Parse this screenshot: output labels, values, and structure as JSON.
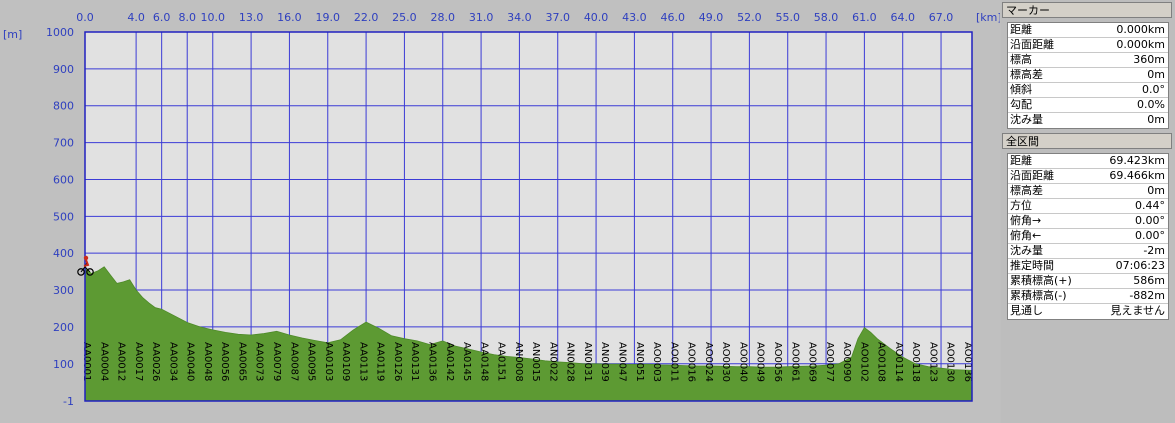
{
  "chart_data": {
    "type": "area",
    "xunit": "[km]",
    "yunit": "[m]",
    "xlim": [
      0.0,
      69.423
    ],
    "ylim": [
      -1,
      1000
    ],
    "x_ticks": [
      "0.0",
      "4.0",
      "6.0",
      "8.0",
      "10.0",
      "13.0",
      "16.0",
      "19.0",
      "22.0",
      "25.0",
      "28.0",
      "31.0",
      "34.0",
      "37.0",
      "40.0",
      "43.0",
      "46.0",
      "49.0",
      "52.0",
      "55.0",
      "58.0",
      "61.0",
      "64.0",
      "67.0"
    ],
    "y_ticks": [
      "1000",
      "900",
      "800",
      "700",
      "600",
      "500",
      "400",
      "300",
      "200",
      "100",
      "-1"
    ],
    "waypoints": [
      "AA0001",
      "AA0004",
      "AA0012",
      "AA0017",
      "AA0026",
      "AA0034",
      "AA0040",
      "AA0048",
      "AA0056",
      "AA0065",
      "AA0073",
      "AA0079",
      "AA0087",
      "AA0095",
      "AA0103",
      "AA0109",
      "AA0113",
      "AA0119",
      "AA0126",
      "AA0131",
      "AA0136",
      "AA0142",
      "AA0145",
      "AA0148",
      "AA0151",
      "AN0008",
      "AN0015",
      "AN0022",
      "AN0028",
      "AN0031",
      "AN0039",
      "AN0047",
      "AN0051",
      "AO0003",
      "AO0011",
      "AO0016",
      "AO0024",
      "AO0030",
      "AO0040",
      "AO0049",
      "AO0056",
      "AO0061",
      "AO0069",
      "AO0077",
      "AO0090",
      "AO0102",
      "AO0108",
      "AO0114",
      "AO0118",
      "AO0123",
      "AO0130",
      "AO0136"
    ],
    "profile": {
      "x": [
        0.0,
        0.5,
        1.0,
        1.5,
        2.0,
        2.5,
        3.0,
        3.5,
        4.0,
        4.5,
        5.0,
        5.5,
        6.0,
        7.0,
        8.0,
        9.0,
        10.0,
        11.0,
        12.0,
        13.0,
        14.0,
        15.0,
        16.0,
        17.0,
        18.0,
        19.0,
        20.0,
        21.0,
        22.0,
        23.0,
        24.0,
        25.0,
        26.0,
        27.0,
        28.0,
        29.0,
        30.0,
        31.0,
        32.0,
        33.0,
        34.0,
        35.0,
        36.0,
        37.0,
        38.0,
        39.0,
        40.0,
        41.0,
        42.0,
        43.0,
        44.0,
        45.0,
        46.0,
        47.0,
        48.0,
        49.0,
        50.0,
        51.0,
        52.0,
        53.0,
        54.0,
        55.0,
        56.0,
        57.0,
        58.0,
        59.0,
        60.0,
        60.5,
        61.0,
        61.5,
        62.0,
        63.0,
        64.0,
        65.0,
        66.0,
        67.0,
        68.0,
        69.423
      ],
      "y": [
        360,
        345,
        352,
        363,
        340,
        318,
        322,
        328,
        300,
        280,
        265,
        252,
        248,
        230,
        212,
        200,
        192,
        185,
        180,
        178,
        182,
        188,
        178,
        170,
        163,
        157,
        165,
        192,
        213,
        196,
        176,
        168,
        162,
        152,
        162,
        148,
        140,
        132,
        125,
        120,
        117,
        113,
        108,
        105,
        103,
        100,
        100,
        99,
        99,
        98,
        99,
        97,
        96,
        95,
        94,
        94,
        93,
        92,
        92,
        91,
        91,
        92,
        93,
        94,
        96,
        100,
        118,
        168,
        198,
        185,
        168,
        142,
        118,
        100,
        92,
        88,
        84,
        82
      ]
    }
  },
  "panel": {
    "marker_header": "マーカー",
    "marker_rows": [
      {
        "label": "距離",
        "value": "0.000km"
      },
      {
        "label": "沿面距離",
        "value": "0.000km"
      },
      {
        "label": "標高",
        "value": "360m"
      },
      {
        "label": "標高差",
        "value": "0m"
      },
      {
        "label": "傾斜",
        "value": "0.0°"
      },
      {
        "label": "勾配",
        "value": "0.0%"
      },
      {
        "label": "沈み量",
        "value": "0m"
      }
    ],
    "section_header": "全区間",
    "section_rows": [
      {
        "label": "距離",
        "value": "69.423km"
      },
      {
        "label": "沿面距離",
        "value": "69.466km"
      },
      {
        "label": "標高差",
        "value": "0m"
      },
      {
        "label": "方位",
        "value": "0.44°"
      },
      {
        "label": "俯角→",
        "value": "0.00°"
      },
      {
        "label": "俯角←",
        "value": "0.00°"
      },
      {
        "label": "沈み量",
        "value": "-2m"
      },
      {
        "label": "推定時間",
        "value": "07:06:23"
      },
      {
        "label": "累積標高(+)",
        "value": "586m"
      },
      {
        "label": "累積標高(-)",
        "value": "-882m"
      },
      {
        "label": "見通し",
        "value": "見えません"
      }
    ]
  },
  "colors": {
    "plot_bg": "#e1e1e1",
    "grid": "#3b3bd6",
    "fill": "#5d9a33",
    "axis_text": "#2e3fbf",
    "marker": "#cc2a1a"
  },
  "icons": {
    "marker": "cyclist-icon"
  }
}
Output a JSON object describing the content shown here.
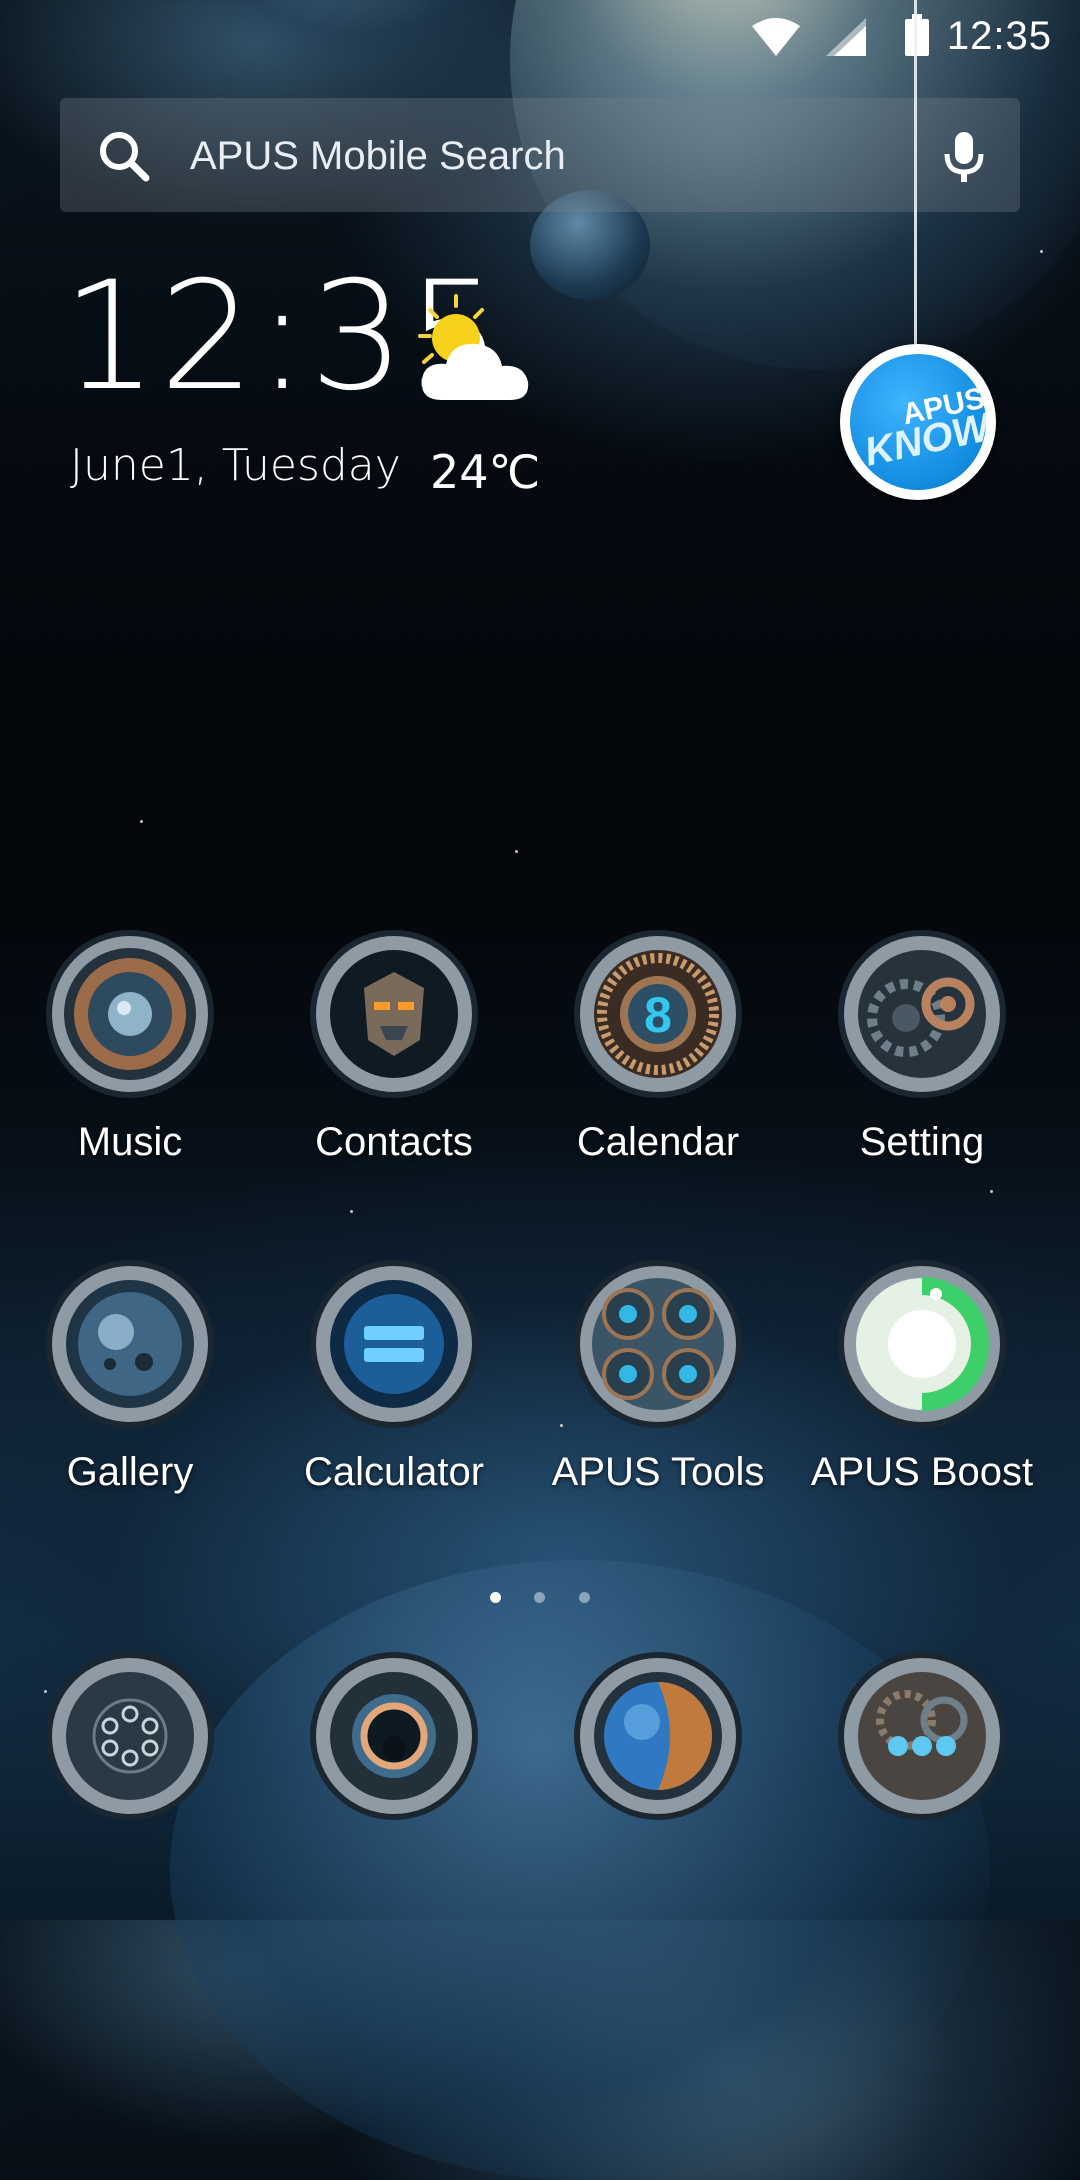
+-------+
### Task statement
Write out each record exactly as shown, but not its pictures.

### Written answer
Parse this screenshot: output labels, values, and structure as JSON.
{
  "chart_data": {
    "type": "area",
    "xunit": "[km]",
    "yunit": "[m]",
    "xlim": [
      0.0,
      69.423
    ],
    "ylim": [
      -1,
      1000
    ],
    "x_ticks": [
      "0.0",
      "4.0",
      "6.0",
      "8.0",
      "10.0",
      "13.0",
      "16.0",
      "19.0",
      "22.0",
      "25.0",
      "28.0",
      "31.0",
      "34.0",
      "37.0",
      "40.0",
      "43.0",
      "46.0",
      "49.0",
      "52.0",
      "55.0",
      "58.0",
      "61.0",
      "64.0",
      "67.0"
    ],
    "y_ticks": [
      "1000",
      "900",
      "800",
      "700",
      "600",
      "500",
      "400",
      "300",
      "200",
      "100",
      "-1"
    ],
    "waypoints": [
      "AA0001",
      "AA0004",
      "AA0012",
      "AA0017",
      "AA0026",
      "AA0034",
      "AA0040",
      "AA0048",
      "AA0056",
      "AA0065",
      "AA0073",
      "AA0079",
      "AA0087",
      "AA0095",
      "AA0103",
      "AA0109",
      "AA0113",
      "AA0119",
      "AA0126",
      "AA0131",
      "AA0136",
      "AA0142",
      "AA0145",
      "AA0148",
      "AA0151",
      "AN0008",
      "AN0015",
      "AN0022",
      "AN0028",
      "AN0031",
      "AN0039",
      "AN0047",
      "AN0051",
      "AO0003",
      "AO0011",
      "AO0016",
      "AO0024",
      "AO0030",
      "AO0040",
      "AO0049",
      "AO0056",
      "AO0061",
      "AO0069",
      "AO0077",
      "AO0090",
      "AO0102",
      "AO0108",
      "AO0114",
      "AO0118",
      "AO0123",
      "AO0130",
      "AO0136"
    ],
    "profile": {
      "x": [
        0.0,
        0.5,
        1.0,
        1.5,
        2.0,
        2.5,
        3.0,
        3.5,
        4.0,
        4.5,
        5.0,
        5.5,
        6.0,
        7.0,
        8.0,
        9.0,
        10.0,
        11.0,
        12.0,
        13.0,
        14.0,
        15.0,
        16.0,
        17.0,
        18.0,
        19.0,
        20.0,
        21.0,
        22.0,
        23.0,
        24.0,
        25.0,
        26.0,
        27.0,
        28.0,
        29.0,
        30.0,
        31.0,
        32.0,
        33.0,
        34.0,
        35.0,
        36.0,
        37.0,
        38.0,
        39.0,
        40.0,
        41.0,
        42.0,
        43.0,
        44.0,
        45.0,
        46.0,
        47.0,
        48.0,
        49.0,
        50.0,
        51.0,
        52.0,
        53.0,
        54.0,
        55.0,
        56.0,
        57.0,
        58.0,
        59.0,
        60.0,
        60.5,
        61.0,
        61.5,
        62.0,
        63.0,
        64.0,
        65.0,
        66.0,
        67.0,
        68.0,
        69.423
      ],
      "y": [
        360,
        345,
        352,
        363,
        340,
        318,
        322,
        328,
        300,
        280,
        265,
        252,
        248,
        230,
        212,
        200,
        192,
        185,
        180,
        178,
        182,
        188,
        178,
        170,
        163,
        157,
        165,
        192,
        213,
        196,
        176,
        168,
        162,
        152,
        162,
        148,
        140,
        132,
        125,
        120,
        117,
        113,
        108,
        105,
        103,
        100,
        100,
        99,
        99,
        98,
        99,
        97,
        96,
        95,
        94,
        94,
        93,
        92,
        92,
        91,
        91,
        92,
        93,
        94,
        96,
        100,
        118,
        168,
        198,
        185,
        168,
        142,
        118,
        100,
        92,
        88,
        84,
        82
      ]
    }
  },
  "panel": {
    "marker_header": "マーカー",
    "marker_rows": [
      {
        "label": "距離",
        "value": "0.000km"
      },
      {
        "label": "沿面距離",
        "value": "0.000km"
      },
      {
        "label": "標高",
        "value": "360m"
      },
      {
        "label": "標高差",
        "value": "0m"
      },
      {
        "label": "傾斜",
        "value": "0.0°"
      },
      {
        "label": "勾配",
        "value": "0.0%"
      },
      {
        "label": "沈み量",
        "value": "0m"
      }
    ],
    "section_header": "全区間",
    "section_rows": [
      {
        "label": "距離",
        "value": "69.423km"
      },
      {
        "label": "沿面距離",
        "value": "69.466km"
      },
      {
        "label": "標高差",
        "value": "0m"
      },
      {
        "label": "方位",
        "value": "0.44°"
      },
      {
        "label": "俯角→",
        "value": "0.00°"
      },
      {
        "label": "俯角←",
        "value": "0.00°"
      },
      {
        "label": "沈み量",
        "value": "-2m"
      },
      {
        "label": "推定時間",
        "value": "07:06:23"
      },
      {
        "label": "累積標高(+)",
        "value": "586m"
      },
      {
        "label": "累積標高(-)",
        "value": "-882m"
      },
      {
        "label": "見通し",
        "value": "見えません"
      }
    ]
  },
  "colors": {
    "plot_bg": "#e1e1e1",
    "grid": "#3b3bd6",
    "fill": "#5d9a33",
    "axis_text": "#2e3fbf",
    "marker": "#cc2a1a"
  },
  "icons": {
    "marker": "cyclist-icon"
  }
}
Output a JSON object describing the content shown here.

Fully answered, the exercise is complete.